Exercise material:
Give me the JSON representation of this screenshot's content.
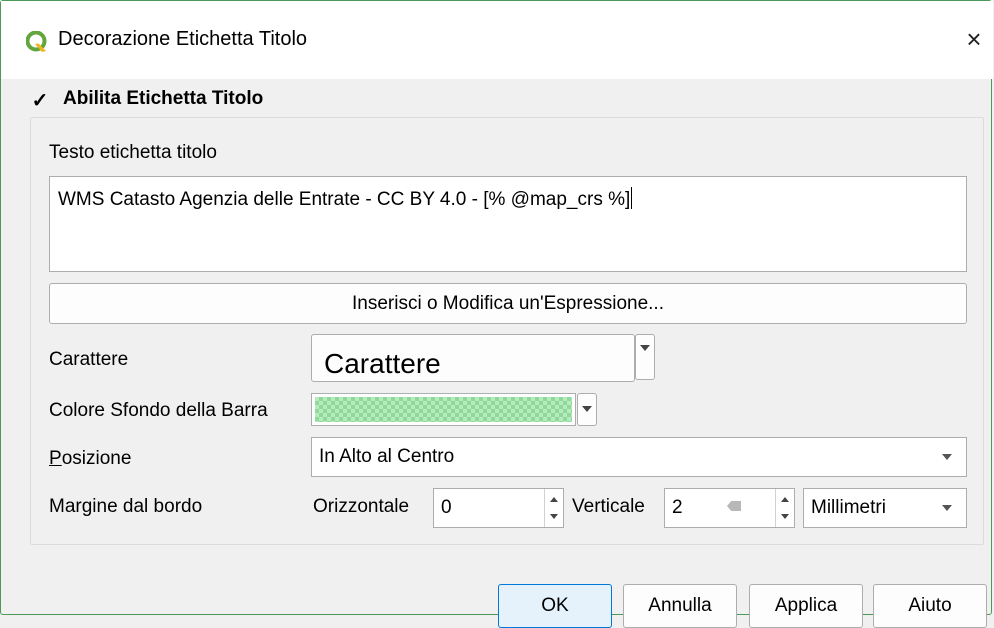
{
  "window": {
    "title": "Decorazione Etichetta Titolo",
    "close_glyph": "×"
  },
  "enable": {
    "checked_glyph": "✓",
    "label": "Abilita Etichetta Titolo"
  },
  "text_section": {
    "label": "Testo etichetta titolo",
    "value": "WMS Catasto Agenzia delle Entrate - CC BY 4.0 - [% @map_crs %]",
    "expression_button": "Inserisci o Modifica un'Espressione..."
  },
  "font": {
    "label": "Carattere",
    "button_text": "Carattere"
  },
  "bar_color": {
    "label": "Colore Sfondo della Barra",
    "color": "#b6ebbd"
  },
  "position": {
    "label_first": "P",
    "label_rest": "osizione",
    "value": "In Alto al Centro"
  },
  "margin": {
    "label": "Margine dal bordo",
    "horizontal_label": "Orizzontale",
    "horizontal_value": "0",
    "vertical_label": "Verticale",
    "vertical_value": "2",
    "unit": "Millimetri"
  },
  "buttons": {
    "ok": "OK",
    "cancel": "Annulla",
    "apply": "Applica",
    "help": "Aiuto"
  },
  "colors": {
    "accent": "#0078d7",
    "window_border": "#4c9a5a"
  }
}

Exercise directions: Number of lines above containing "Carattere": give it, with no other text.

Answer for the task: 2